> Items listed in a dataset
● ● ● ●
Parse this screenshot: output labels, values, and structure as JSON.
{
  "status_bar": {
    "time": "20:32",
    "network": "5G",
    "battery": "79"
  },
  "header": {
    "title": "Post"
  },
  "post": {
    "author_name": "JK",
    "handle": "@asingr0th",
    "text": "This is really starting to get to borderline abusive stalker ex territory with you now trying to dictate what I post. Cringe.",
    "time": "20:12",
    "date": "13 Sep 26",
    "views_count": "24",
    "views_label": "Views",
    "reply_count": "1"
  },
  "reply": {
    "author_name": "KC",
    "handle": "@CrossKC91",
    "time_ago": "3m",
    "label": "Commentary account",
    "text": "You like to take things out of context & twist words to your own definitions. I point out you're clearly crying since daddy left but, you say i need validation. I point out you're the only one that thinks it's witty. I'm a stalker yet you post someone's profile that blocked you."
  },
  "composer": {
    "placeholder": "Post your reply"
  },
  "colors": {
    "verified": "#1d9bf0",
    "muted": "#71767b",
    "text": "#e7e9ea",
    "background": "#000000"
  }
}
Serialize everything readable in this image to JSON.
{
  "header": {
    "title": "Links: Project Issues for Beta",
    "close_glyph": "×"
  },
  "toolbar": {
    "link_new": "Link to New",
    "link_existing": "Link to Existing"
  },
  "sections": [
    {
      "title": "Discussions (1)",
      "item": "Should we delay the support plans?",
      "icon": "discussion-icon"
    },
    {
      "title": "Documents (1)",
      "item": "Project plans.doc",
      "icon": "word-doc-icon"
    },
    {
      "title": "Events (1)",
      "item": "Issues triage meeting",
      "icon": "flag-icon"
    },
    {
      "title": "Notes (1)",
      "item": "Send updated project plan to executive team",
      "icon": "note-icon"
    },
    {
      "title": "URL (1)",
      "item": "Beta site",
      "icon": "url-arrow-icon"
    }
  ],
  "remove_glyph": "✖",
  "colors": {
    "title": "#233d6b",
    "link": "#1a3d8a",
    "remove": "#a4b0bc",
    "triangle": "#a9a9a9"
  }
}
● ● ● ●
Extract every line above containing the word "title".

    "title": "Post"
    "title": "Links: Project Issues for Beta",
      "title": "Discussions (1)",
      "title": "Documents (1)",
      "title": "Events (1)",
      "title": "Notes (1)",
      "title": "URL (1)",
    "title": "#233d6b",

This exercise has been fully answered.